I, of course, went for the Dirty Bacon Burger. It’s topped with lettuce, tomato, melty cheddar cheese and a delicious slab of bacon. Their bacon is just the way I like it: smoke-cured and thick-cut. All contained in a soft, glazed bun and wrapped up in wax paper.
The beef is a peppery mix of four cuts, of which Dirty Burger will only reveal two: sirloin and rump. However, they do boast the use of bone marrow in the mix, which always makes things better. It’s juicy and messy just as advertised. The flavorful burger patty is most similar to those of Meat Market, where the peppery seasoning is the standout taste. Dirty Burger cooks theirs in mustard on the griddle to infuse that peppery flavor.
In fact, it’s as if a subculture war has broken out amongst London’s wax paper burger warriors. Somewhere below the hoighty-toighty Hawksmoors and above the cheap chippy and fast food joints. The battle rages in the burger equivalent of Middle Earth… Middle Boeuf.

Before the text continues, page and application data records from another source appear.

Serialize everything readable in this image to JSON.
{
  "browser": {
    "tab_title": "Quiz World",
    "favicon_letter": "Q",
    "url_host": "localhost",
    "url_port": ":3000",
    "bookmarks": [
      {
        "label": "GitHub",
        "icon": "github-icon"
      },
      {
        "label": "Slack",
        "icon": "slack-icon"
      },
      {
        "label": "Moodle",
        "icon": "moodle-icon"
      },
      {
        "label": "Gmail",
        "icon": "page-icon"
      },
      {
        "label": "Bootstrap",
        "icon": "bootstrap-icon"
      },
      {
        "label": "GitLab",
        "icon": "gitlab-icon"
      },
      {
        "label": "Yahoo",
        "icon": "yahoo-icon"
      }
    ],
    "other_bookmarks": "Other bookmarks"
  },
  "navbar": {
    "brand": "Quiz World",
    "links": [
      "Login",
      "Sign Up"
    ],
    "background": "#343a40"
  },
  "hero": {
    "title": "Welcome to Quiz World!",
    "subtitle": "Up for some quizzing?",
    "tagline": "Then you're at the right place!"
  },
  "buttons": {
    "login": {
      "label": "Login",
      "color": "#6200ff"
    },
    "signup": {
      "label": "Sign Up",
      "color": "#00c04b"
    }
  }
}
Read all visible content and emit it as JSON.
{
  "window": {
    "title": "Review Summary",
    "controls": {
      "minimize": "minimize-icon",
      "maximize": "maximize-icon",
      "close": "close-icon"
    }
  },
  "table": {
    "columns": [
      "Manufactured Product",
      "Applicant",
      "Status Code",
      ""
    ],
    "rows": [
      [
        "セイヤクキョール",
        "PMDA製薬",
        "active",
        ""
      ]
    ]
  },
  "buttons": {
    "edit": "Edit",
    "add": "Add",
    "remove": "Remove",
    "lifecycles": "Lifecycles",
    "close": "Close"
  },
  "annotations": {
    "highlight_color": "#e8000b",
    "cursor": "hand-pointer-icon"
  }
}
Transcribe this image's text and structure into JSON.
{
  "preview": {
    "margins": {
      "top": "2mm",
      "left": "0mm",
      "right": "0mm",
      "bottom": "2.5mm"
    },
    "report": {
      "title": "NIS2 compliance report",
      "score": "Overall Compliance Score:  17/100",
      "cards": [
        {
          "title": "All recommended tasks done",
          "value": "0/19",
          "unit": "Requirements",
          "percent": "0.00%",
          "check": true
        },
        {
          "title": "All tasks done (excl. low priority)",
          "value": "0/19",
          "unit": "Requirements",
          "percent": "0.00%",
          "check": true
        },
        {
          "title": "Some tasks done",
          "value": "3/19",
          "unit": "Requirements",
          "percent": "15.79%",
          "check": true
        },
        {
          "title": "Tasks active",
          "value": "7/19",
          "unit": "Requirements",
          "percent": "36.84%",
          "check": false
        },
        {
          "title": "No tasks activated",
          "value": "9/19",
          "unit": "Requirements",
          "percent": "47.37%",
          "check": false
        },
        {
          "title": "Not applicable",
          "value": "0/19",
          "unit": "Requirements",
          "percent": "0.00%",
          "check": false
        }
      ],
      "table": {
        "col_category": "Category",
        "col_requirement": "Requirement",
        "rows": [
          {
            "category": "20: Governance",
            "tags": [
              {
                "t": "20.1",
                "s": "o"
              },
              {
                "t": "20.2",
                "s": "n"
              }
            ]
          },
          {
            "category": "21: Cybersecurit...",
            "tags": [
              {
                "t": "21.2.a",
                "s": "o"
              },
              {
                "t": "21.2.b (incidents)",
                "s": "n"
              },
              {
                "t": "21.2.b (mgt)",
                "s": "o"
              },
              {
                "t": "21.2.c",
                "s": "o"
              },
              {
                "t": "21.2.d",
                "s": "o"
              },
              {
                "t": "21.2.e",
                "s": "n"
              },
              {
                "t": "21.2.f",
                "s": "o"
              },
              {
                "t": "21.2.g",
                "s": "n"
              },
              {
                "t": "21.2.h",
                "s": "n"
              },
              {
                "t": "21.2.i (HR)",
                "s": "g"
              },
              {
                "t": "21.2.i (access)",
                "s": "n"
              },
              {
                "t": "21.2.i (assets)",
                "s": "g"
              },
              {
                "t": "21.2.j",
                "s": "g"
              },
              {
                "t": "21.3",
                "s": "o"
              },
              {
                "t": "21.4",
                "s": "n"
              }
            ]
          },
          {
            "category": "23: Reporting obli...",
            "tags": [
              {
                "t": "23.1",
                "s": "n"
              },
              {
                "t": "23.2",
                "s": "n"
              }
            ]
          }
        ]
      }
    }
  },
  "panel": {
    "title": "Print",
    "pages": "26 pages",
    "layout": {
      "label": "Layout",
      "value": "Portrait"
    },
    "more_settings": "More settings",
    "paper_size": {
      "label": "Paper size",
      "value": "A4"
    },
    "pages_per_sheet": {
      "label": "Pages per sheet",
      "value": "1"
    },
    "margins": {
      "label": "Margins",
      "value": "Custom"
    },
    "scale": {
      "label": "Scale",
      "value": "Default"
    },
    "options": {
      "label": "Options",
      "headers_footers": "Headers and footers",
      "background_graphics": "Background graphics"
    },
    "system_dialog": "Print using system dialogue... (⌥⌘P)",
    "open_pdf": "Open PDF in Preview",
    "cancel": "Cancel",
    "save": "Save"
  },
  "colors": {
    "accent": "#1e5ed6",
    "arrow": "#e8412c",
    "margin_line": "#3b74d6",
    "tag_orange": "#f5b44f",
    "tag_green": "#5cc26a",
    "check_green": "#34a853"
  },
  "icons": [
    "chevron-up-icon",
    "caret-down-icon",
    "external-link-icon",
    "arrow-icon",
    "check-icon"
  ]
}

I’ll call them wax paper warriors, because that is what distinguishes these combatants: amazingly tasty burgers clad in wax paper that harkens back to the American 1950s. These aren’t drive-in burgers though, they are gourmet incarnate, with many a top secret recipe between them, armed to the teeth with advanced toppings – all in branded wax paper armor.
Each London wax paper burger is unique, distinctive and as strong as the cults that support it. The Americans of Five Guys, the Millennials of Meat Market, the Hipsters of Patty & Bun, the Tourists of Shake Shack, the Agency Ad-Men of Dirty Burger. Yet, in London there is room enough for them all to coexist. Eclectic burgers for eclectic people. But I digress…
Depending on the Dirty Burger location, you’ll get to choose from sides of crinkle fries, onion rings, onion fries, sweet potato fries and cole slaw (£3.50-£4) – but choices depend on if that location is shacking up with a Chicken Shop or not! I went with an outsized portion of sweet potato fries which are average at best.
However, Dirty Burger does make a standout milkshake. They come in several flavors, but chocolate and Oreo are represented on your left. The shakes are large, deliciously creamy, and thick – just as an American burger shack milkshake should be!
All too often in Britain, I’ve psyched myself up for a milkshake, only for it to be literally some chocolate power added to milk and blended inexplicably with ice, leaving a watery disaster that shouldn’t legally be named a milkshake.
These are not that. Dirty Burger gets the milkshake spot-on, at a decent price (£4.50-£5).
Overall, I don’t see the Dirty Burger craze going away any time soon – Soho House is simply too good at what it does. Like Chicken Shop and Pizza East, the recommendations for Dirty Burger will continue swirling through the young professional ranks, feeding on their insatiable lust for London’s best burgers.
You can visit the Dirty Burger Website here and check out all of their current locations.
Dirty Bacon Burger – 42/50
Beef (9): This 4-cut blend of beef is griddle-cooked in mustard and mixed with bone marrow, what more could you ask?
Bun (8): soft white bun with a slight glaze – it’s not quite a brioche, but does the job
Toppings (7): the bacon is the star, everything else is pretty standard
Value (9): at £7 for the Dirty Bacon Burger, it’s very kind on your London-based wallet
Ambiance (9): I like the rustic, shack-like appearance. The corrugated metal does wooden benches play